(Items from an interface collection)
* * * * * * * * *

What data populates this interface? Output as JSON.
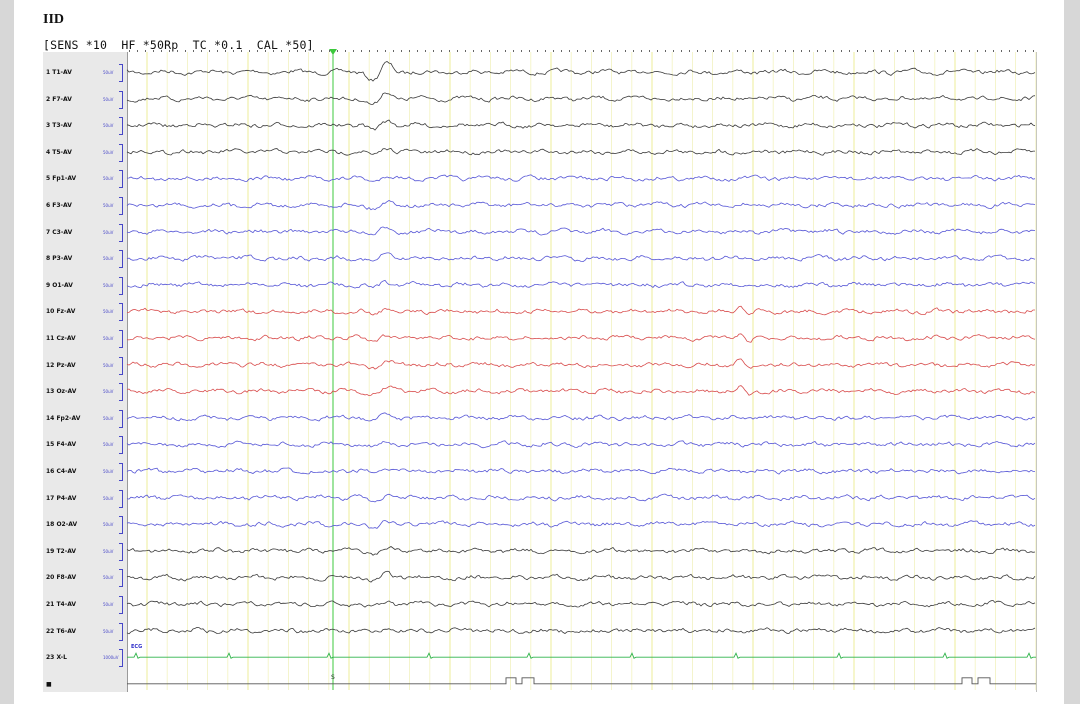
{
  "document": {
    "title": "IID",
    "params": "[SENS *10  HF *50Rp  TC *0.1  CAL *50]"
  },
  "channels": [
    {
      "num": "1",
      "label": "T1-AV",
      "cal": "50uV",
      "color": "#3a3a3a"
    },
    {
      "num": "2",
      "label": "F7-AV",
      "cal": "50uV",
      "color": "#3a3a3a"
    },
    {
      "num": "3",
      "label": "T3-AV",
      "cal": "50uV",
      "color": "#3a3a3a"
    },
    {
      "num": "4",
      "label": "T5-AV",
      "cal": "50uV",
      "color": "#3a3a3a"
    },
    {
      "num": "5",
      "label": "Fp1-AV",
      "cal": "50uV",
      "color": "#5656d6"
    },
    {
      "num": "6",
      "label": "F3-AV",
      "cal": "50uV",
      "color": "#5656d6"
    },
    {
      "num": "7",
      "label": "C3-AV",
      "cal": "50uV",
      "color": "#5656d6"
    },
    {
      "num": "8",
      "label": "P3-AV",
      "cal": "50uV",
      "color": "#5656d6"
    },
    {
      "num": "9",
      "label": "O1-AV",
      "cal": "50uV",
      "color": "#5656d6"
    },
    {
      "num": "10",
      "label": "Fz-AV",
      "cal": "50uV",
      "color": "#d84c4c"
    },
    {
      "num": "11",
      "label": "Cz-AV",
      "cal": "50uV",
      "color": "#d84c4c"
    },
    {
      "num": "12",
      "label": "Pz-AV",
      "cal": "50uV",
      "color": "#d84c4c"
    },
    {
      "num": "13",
      "label": "Oz-AV",
      "cal": "50uV",
      "color": "#d84c4c"
    },
    {
      "num": "14",
      "label": "Fp2-AV",
      "cal": "50uV",
      "color": "#5656d6"
    },
    {
      "num": "15",
      "label": "F4-AV",
      "cal": "50uV",
      "color": "#5656d6"
    },
    {
      "num": "16",
      "label": "C4-AV",
      "cal": "50uV",
      "color": "#5656d6"
    },
    {
      "num": "17",
      "label": "P4-AV",
      "cal": "50uV",
      "color": "#5656d6"
    },
    {
      "num": "18",
      "label": "O2-AV",
      "cal": "50uV",
      "color": "#5656d6"
    },
    {
      "num": "19",
      "label": "T2-AV",
      "cal": "50uV",
      "color": "#3a3a3a"
    },
    {
      "num": "20",
      "label": "F8-AV",
      "cal": "50uV",
      "color": "#3a3a3a"
    },
    {
      "num": "21",
      "label": "T4-AV",
      "cal": "50uV",
      "color": "#3a3a3a"
    },
    {
      "num": "22",
      "label": "T6-AV",
      "cal": "50uV",
      "color": "#3a3a3a"
    },
    {
      "num": "23",
      "label": "X-L",
      "cal": "1000uV",
      "color": "#2fb34a"
    },
    {
      "num": "■",
      "label": "",
      "cal": "",
      "color": "#555555"
    }
  ],
  "ecg_label": "ECG",
  "event_marker": "S",
  "colors": {
    "grid": "#f2f2c0",
    "cursor": "#3cc83c",
    "panel": "#e9e9e9"
  }
}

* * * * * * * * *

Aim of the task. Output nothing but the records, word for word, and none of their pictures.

Written response.
What data populates this interface? Output as JSON.
{
  "document": {
    "title": "IID",
    "params": "[SENS *10  HF *50Rp  TC *0.1  CAL *50]"
  },
  "channels": [
    {
      "num": "1",
      "label": "T1-AV",
      "cal": "50uV",
      "color": "#3a3a3a"
    },
    {
      "num": "2",
      "label": "F7-AV",
      "cal": "50uV",
      "color": "#3a3a3a"
    },
    {
      "num": "3",
      "label": "T3-AV",
      "cal": "50uV",
      "color": "#3a3a3a"
    },
    {
      "num": "4",
      "label": "T5-AV",
      "cal": "50uV",
      "color": "#3a3a3a"
    },
    {
      "num": "5",
      "label": "Fp1-AV",
      "cal": "50uV",
      "color": "#5656d6"
    },
    {
      "num": "6",
      "label": "F3-AV",
      "cal": "50uV",
      "color": "#5656d6"
    },
    {
      "num": "7",
      "label": "C3-AV",
      "cal": "50uV",
      "color": "#5656d6"
    },
    {
      "num": "8",
      "label": "P3-AV",
      "cal": "50uV",
      "color": "#5656d6"
    },
    {
      "num": "9",
      "label": "O1-AV",
      "cal": "50uV",
      "color": "#5656d6"
    },
    {
      "num": "10",
      "label": "Fz-AV",
      "cal": "50uV",
      "color": "#d84c4c"
    },
    {
      "num": "11",
      "label": "Cz-AV",
      "cal": "50uV",
      "color": "#d84c4c"
    },
    {
      "num": "12",
      "label": "Pz-AV",
      "cal": "50uV",
      "color": "#d84c4c"
    },
    {
      "num": "13",
      "label": "Oz-AV",
      "cal": "50uV",
      "color": "#d84c4c"
    },
    {
      "num": "14",
      "label": "Fp2-AV",
      "cal": "50uV",
      "color": "#5656d6"
    },
    {
      "num": "15",
      "label": "F4-AV",
      "cal": "50uV",
      "color": "#5656d6"
    },
    {
      "num": "16",
      "label": "C4-AV",
      "cal": "50uV",
      "color": "#5656d6"
    },
    {
      "num": "17",
      "label": "P4-AV",
      "cal": "50uV",
      "color": "#5656d6"
    },
    {
      "num": "18",
      "label": "O2-AV",
      "cal": "50uV",
      "color": "#5656d6"
    },
    {
      "num": "19",
      "label": "T2-AV",
      "cal": "50uV",
      "color": "#3a3a3a"
    },
    {
      "num": "20",
      "label": "F8-AV",
      "cal": "50uV",
      "color": "#3a3a3a"
    },
    {
      "num": "21",
      "label": "T4-AV",
      "cal": "50uV",
      "color": "#3a3a3a"
    },
    {
      "num": "22",
      "label": "T6-AV",
      "cal": "50uV",
      "color": "#3a3a3a"
    },
    {
      "num": "23",
      "label": "X-L",
      "cal": "1000uV",
      "color": "#2fb34a"
    },
    {
      "num": "■",
      "label": "",
      "cal": "",
      "color": "#555555"
    }
  ],
  "ecg_label": "ECG",
  "event_marker": "S",
  "colors": {
    "grid": "#f2f2c0",
    "cursor": "#3cc83c",
    "panel": "#e9e9e9"
  }
}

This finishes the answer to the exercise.